──────── MATERIALS PROVIDED ────────

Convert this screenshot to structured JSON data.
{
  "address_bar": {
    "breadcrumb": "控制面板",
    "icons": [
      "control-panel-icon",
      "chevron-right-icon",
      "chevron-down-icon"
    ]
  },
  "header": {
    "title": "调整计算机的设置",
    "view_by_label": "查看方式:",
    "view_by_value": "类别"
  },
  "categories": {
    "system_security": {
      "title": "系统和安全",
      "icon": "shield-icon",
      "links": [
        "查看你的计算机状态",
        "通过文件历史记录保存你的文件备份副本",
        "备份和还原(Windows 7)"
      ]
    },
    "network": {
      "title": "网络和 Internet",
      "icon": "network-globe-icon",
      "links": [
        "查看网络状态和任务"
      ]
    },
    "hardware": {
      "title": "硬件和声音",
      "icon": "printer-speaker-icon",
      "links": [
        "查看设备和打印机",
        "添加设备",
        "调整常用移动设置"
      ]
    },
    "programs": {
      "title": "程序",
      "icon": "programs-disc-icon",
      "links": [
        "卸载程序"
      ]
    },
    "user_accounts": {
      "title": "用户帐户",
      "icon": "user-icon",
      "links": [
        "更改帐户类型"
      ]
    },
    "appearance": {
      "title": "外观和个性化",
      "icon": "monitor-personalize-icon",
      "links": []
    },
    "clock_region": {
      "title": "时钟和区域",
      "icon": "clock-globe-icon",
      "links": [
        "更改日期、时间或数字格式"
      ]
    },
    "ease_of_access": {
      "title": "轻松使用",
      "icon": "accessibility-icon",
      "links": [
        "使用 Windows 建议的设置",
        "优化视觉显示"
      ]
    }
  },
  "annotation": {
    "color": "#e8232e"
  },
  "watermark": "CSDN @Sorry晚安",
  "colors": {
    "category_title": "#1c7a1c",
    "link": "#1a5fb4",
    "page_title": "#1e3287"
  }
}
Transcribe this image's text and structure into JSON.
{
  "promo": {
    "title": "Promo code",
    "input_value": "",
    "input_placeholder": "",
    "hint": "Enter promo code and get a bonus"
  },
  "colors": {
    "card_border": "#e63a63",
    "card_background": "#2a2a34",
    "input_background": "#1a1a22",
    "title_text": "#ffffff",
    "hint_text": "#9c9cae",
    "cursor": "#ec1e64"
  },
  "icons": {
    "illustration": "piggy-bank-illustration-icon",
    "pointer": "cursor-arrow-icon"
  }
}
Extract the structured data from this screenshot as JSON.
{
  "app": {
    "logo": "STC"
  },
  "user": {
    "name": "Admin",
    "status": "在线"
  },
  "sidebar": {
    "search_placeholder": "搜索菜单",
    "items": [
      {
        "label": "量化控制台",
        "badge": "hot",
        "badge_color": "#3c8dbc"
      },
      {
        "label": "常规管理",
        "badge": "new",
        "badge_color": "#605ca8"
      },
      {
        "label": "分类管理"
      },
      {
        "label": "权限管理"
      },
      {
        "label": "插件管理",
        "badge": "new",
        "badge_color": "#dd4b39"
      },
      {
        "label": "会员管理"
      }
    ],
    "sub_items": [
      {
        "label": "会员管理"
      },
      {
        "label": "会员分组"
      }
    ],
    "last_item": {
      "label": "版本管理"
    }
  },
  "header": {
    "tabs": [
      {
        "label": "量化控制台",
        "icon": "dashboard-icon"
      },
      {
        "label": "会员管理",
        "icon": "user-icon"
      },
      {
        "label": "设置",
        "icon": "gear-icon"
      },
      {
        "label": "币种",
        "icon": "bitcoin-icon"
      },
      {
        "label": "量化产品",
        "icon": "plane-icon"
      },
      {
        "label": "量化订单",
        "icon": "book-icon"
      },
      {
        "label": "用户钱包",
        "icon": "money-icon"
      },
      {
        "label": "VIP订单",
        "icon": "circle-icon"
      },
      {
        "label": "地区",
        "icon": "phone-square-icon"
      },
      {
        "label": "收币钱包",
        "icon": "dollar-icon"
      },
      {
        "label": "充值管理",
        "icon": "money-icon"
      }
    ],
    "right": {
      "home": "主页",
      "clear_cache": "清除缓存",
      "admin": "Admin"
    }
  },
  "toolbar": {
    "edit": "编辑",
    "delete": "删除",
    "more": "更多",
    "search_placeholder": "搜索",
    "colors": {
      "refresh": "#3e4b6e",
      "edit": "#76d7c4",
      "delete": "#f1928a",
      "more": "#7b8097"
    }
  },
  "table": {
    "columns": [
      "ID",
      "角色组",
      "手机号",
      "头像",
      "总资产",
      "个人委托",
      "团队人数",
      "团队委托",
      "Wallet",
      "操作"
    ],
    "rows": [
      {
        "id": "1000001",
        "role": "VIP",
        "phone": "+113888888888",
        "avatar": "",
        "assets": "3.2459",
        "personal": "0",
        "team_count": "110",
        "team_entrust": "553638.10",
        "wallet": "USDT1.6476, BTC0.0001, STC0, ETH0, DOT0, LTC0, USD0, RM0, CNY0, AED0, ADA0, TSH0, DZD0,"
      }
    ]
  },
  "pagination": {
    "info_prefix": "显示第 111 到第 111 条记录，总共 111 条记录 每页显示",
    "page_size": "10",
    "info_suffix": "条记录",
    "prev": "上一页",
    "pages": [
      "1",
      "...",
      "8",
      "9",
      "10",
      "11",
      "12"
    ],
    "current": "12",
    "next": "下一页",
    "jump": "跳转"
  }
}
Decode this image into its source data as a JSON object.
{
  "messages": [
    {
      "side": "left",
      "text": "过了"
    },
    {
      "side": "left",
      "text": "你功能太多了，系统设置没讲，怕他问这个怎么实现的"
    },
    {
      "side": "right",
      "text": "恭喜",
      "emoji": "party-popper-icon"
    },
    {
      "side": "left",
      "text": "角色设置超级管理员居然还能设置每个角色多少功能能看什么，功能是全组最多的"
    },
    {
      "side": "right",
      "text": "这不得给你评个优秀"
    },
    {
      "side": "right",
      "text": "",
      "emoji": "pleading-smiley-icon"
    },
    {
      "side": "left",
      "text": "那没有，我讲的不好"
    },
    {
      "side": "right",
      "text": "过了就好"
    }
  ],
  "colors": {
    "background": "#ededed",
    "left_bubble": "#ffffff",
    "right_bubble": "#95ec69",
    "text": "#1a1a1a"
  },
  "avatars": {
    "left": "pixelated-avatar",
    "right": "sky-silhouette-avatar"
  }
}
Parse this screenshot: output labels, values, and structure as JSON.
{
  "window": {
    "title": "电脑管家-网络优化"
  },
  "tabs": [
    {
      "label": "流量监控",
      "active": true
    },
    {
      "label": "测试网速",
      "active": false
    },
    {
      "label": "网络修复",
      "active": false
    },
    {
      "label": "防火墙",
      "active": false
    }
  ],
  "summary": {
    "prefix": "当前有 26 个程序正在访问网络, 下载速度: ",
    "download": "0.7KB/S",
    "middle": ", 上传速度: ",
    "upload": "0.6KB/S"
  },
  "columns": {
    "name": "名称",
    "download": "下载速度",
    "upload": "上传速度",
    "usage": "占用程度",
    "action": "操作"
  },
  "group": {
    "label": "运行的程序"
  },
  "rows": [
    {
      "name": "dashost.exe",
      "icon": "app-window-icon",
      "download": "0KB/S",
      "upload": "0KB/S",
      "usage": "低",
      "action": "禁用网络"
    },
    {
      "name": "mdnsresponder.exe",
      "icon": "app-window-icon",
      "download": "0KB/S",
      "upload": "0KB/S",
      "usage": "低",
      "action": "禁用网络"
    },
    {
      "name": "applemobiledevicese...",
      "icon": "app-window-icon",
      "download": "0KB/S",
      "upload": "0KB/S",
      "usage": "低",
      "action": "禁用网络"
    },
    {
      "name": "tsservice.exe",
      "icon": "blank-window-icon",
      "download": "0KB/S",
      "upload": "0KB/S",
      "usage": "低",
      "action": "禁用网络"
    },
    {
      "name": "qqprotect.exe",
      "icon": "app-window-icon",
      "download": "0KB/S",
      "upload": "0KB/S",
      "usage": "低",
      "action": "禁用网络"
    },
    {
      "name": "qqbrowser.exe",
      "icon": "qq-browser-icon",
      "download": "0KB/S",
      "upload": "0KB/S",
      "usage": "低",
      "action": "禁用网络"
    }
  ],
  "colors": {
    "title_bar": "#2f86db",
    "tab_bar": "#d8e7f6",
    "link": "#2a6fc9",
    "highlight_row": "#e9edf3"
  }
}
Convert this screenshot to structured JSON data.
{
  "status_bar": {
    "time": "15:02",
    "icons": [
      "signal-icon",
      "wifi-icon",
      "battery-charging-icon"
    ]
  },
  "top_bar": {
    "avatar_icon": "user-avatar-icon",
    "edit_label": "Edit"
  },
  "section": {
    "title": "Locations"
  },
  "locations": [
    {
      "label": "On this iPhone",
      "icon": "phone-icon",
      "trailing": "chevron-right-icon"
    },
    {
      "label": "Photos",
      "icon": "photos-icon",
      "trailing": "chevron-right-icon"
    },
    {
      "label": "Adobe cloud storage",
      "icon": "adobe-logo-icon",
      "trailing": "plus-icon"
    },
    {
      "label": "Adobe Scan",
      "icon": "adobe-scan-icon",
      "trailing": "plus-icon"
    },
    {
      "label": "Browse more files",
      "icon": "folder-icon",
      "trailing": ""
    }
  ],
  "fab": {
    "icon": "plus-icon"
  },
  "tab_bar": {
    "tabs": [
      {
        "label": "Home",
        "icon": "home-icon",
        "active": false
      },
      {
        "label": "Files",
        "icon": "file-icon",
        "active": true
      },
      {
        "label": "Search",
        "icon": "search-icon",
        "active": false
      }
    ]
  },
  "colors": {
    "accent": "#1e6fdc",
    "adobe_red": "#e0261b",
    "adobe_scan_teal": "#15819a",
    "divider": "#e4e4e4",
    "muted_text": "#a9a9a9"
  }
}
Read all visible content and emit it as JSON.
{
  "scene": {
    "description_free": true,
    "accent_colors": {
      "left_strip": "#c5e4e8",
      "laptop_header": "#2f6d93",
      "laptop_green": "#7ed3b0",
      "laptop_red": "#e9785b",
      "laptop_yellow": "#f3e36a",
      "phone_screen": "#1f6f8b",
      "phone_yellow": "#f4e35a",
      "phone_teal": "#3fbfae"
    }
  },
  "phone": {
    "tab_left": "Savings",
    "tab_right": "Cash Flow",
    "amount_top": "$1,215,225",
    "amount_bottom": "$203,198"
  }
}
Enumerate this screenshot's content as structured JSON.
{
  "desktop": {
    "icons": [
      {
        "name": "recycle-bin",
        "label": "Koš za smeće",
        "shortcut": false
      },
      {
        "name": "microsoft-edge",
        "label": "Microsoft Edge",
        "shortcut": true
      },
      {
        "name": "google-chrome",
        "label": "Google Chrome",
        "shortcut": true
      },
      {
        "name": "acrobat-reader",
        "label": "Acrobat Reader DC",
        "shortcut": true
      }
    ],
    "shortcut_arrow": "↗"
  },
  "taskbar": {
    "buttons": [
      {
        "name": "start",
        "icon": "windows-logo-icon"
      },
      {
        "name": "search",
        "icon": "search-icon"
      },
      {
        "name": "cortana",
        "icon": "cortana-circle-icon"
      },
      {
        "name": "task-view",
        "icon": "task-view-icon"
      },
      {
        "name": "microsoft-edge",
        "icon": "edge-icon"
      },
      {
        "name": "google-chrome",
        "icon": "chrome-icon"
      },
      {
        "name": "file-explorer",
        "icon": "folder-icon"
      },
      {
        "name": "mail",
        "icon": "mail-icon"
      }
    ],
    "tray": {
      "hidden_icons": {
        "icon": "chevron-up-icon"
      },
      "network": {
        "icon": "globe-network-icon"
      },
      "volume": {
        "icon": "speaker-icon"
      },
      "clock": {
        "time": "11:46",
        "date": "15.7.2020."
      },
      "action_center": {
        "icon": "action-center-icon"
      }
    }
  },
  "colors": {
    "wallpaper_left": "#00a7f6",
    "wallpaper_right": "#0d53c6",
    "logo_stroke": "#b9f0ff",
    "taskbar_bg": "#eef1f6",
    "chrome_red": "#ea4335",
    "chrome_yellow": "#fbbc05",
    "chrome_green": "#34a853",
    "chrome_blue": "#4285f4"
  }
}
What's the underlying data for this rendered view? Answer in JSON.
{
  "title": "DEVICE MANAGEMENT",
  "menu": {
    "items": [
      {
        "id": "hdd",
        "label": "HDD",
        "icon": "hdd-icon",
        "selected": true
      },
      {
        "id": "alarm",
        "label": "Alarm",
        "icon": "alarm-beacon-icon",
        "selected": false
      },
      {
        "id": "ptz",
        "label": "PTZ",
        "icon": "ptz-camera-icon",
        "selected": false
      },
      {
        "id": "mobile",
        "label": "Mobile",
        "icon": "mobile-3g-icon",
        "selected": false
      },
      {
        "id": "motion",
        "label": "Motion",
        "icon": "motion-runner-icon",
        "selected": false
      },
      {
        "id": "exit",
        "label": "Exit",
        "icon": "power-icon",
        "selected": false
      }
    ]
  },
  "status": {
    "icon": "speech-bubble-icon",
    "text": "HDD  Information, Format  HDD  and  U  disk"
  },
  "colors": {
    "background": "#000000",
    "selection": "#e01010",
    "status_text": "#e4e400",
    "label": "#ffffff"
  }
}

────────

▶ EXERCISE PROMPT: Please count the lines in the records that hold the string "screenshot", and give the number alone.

▶ ANSWER TO THIS TASK: 5